───── Exercise input

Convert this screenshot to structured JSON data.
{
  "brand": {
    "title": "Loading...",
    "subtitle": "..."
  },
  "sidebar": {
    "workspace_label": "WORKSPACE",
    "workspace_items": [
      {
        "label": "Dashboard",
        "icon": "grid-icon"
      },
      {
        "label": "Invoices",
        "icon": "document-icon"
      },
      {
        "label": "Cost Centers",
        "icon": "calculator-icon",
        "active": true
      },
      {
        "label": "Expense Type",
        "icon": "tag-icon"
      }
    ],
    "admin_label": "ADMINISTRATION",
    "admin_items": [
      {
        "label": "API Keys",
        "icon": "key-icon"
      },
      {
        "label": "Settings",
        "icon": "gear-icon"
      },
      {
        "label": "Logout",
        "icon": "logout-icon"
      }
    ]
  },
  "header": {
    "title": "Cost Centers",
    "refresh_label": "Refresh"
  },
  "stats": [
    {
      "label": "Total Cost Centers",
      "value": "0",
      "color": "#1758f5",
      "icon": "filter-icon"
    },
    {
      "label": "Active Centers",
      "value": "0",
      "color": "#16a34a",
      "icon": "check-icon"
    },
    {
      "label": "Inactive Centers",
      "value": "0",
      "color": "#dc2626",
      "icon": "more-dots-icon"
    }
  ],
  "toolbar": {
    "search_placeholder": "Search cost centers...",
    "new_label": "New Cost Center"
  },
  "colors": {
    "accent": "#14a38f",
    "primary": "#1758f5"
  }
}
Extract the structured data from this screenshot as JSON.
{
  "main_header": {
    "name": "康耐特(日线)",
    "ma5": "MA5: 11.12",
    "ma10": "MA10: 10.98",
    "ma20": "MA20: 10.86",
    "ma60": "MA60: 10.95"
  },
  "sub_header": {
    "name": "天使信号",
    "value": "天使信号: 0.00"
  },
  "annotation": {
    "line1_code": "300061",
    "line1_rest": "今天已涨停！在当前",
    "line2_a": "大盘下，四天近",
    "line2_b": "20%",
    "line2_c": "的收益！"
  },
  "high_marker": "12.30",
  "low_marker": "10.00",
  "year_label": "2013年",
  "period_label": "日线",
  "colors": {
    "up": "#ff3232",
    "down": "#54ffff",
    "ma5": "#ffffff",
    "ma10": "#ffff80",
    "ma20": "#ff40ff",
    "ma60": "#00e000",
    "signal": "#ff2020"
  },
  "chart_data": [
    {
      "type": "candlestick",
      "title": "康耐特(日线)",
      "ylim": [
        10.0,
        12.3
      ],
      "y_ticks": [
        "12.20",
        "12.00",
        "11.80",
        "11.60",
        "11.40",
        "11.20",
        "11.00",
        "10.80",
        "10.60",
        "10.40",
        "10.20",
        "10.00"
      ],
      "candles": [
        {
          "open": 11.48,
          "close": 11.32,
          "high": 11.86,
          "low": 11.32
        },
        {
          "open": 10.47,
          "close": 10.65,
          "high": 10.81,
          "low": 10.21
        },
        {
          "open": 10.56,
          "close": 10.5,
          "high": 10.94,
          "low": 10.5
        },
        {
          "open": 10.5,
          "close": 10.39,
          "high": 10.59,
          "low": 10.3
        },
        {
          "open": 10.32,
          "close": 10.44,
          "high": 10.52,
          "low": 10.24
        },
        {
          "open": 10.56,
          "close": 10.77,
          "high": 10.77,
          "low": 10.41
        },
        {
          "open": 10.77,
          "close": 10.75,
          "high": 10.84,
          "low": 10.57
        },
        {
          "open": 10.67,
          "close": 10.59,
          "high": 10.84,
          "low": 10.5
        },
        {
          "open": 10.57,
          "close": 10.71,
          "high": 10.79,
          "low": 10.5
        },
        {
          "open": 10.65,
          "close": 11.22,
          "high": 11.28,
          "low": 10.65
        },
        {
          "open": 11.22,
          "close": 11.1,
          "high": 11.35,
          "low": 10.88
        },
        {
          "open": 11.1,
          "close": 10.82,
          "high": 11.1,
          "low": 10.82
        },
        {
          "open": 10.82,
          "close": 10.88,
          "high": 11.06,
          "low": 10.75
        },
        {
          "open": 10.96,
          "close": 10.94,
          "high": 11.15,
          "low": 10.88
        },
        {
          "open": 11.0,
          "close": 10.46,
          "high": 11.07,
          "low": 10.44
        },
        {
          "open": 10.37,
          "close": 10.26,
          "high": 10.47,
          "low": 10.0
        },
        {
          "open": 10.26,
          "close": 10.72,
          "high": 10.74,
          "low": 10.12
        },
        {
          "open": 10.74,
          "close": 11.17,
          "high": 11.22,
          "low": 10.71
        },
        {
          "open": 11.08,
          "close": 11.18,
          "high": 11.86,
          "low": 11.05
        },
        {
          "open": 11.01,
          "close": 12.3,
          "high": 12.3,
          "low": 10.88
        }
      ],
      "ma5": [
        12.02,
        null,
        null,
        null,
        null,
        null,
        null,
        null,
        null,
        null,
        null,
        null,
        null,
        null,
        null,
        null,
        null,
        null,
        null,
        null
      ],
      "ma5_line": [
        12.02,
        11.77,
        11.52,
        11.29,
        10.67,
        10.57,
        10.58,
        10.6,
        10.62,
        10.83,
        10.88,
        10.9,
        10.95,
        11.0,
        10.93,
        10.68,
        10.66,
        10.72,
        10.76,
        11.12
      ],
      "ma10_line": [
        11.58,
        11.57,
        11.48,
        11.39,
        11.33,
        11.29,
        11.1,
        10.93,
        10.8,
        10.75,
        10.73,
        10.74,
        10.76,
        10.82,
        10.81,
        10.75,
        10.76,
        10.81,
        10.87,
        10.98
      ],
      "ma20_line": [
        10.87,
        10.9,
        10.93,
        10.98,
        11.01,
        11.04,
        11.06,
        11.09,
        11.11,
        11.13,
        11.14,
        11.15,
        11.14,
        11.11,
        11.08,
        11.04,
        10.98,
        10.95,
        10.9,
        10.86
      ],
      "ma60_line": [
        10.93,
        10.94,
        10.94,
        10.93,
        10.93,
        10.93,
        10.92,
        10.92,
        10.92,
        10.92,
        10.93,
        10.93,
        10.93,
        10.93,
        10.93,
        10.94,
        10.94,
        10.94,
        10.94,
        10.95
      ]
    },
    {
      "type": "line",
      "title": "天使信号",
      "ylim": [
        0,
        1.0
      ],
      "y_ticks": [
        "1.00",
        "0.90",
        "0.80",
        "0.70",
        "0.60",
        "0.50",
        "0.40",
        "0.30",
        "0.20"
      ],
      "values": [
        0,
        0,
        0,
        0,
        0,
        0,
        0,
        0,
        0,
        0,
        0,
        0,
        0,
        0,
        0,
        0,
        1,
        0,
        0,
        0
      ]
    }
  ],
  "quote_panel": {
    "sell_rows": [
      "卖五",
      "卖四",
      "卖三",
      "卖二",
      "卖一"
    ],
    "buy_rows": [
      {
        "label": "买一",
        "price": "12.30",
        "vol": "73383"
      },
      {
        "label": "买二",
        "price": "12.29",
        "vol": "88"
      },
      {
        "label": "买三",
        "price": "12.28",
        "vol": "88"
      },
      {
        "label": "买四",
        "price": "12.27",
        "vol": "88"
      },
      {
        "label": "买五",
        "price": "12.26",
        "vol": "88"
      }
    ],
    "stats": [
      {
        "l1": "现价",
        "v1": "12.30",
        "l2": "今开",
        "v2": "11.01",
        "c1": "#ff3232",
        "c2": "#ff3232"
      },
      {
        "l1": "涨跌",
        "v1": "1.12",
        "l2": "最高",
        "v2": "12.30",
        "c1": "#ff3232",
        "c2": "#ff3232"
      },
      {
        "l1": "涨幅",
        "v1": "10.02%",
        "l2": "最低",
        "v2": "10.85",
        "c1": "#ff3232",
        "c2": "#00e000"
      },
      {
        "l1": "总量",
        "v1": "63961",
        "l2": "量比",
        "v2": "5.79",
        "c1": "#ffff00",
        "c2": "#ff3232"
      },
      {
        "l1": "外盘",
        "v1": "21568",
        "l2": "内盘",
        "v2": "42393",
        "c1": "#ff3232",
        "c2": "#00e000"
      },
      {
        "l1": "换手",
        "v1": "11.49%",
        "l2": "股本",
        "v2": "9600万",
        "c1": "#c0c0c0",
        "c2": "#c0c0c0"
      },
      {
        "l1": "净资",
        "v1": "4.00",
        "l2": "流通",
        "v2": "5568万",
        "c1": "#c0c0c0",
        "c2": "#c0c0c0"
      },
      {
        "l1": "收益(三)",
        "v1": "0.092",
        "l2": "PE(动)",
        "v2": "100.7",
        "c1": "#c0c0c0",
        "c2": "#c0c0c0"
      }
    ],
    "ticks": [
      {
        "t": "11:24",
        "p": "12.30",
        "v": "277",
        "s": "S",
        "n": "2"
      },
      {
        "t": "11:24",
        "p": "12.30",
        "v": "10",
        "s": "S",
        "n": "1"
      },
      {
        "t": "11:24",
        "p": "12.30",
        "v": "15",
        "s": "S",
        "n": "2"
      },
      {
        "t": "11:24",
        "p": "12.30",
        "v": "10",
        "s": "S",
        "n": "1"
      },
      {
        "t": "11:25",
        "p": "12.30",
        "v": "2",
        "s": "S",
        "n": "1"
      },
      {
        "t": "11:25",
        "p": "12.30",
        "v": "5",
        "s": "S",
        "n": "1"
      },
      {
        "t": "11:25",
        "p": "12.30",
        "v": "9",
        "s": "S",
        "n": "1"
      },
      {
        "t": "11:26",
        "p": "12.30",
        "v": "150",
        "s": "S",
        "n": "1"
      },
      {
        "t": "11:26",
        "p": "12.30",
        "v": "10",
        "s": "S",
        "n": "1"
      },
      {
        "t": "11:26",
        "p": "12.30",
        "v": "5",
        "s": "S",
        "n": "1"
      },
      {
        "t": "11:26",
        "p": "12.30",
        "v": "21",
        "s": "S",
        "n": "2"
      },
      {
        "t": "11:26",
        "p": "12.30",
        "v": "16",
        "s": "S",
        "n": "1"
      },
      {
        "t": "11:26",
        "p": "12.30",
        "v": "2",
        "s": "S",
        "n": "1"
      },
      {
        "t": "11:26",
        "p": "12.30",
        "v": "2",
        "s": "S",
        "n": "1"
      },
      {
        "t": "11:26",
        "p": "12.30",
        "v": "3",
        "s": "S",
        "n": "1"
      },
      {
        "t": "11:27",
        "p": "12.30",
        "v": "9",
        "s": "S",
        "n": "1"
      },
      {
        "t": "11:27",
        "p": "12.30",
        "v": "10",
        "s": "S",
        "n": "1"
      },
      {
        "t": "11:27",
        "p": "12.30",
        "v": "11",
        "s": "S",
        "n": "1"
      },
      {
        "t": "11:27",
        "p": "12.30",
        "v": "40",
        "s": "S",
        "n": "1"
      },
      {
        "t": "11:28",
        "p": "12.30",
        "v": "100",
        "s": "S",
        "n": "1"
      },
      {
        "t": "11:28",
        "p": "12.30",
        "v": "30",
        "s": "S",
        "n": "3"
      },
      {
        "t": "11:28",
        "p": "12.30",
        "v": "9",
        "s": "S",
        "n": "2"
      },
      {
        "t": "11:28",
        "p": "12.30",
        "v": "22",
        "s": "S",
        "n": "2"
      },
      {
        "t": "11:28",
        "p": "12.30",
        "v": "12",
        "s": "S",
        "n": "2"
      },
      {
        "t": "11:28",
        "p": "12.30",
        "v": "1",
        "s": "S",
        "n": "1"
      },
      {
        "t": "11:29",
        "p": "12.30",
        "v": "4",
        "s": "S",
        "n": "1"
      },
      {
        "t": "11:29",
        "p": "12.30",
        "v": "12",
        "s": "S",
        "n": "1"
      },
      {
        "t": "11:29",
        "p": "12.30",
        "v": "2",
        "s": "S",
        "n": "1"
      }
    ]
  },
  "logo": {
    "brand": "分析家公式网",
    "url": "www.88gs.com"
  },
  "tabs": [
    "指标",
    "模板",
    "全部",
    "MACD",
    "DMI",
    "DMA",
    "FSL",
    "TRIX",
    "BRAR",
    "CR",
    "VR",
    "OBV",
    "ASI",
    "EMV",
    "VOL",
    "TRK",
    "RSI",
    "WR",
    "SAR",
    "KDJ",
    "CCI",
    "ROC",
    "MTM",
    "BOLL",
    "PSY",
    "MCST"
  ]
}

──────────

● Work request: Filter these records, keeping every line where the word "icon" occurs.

● Answer box:
        "icon": "grid-icon"
        "icon": "document-icon"
        "icon": "calculator-icon",
        "icon": "tag-icon"
        "icon": "key-icon"
        "icon": "gear-icon"
        "icon": "logout-icon"
      "icon": "filter-icon"
      "icon": "check-icon"
      "icon": "more-dots-icon"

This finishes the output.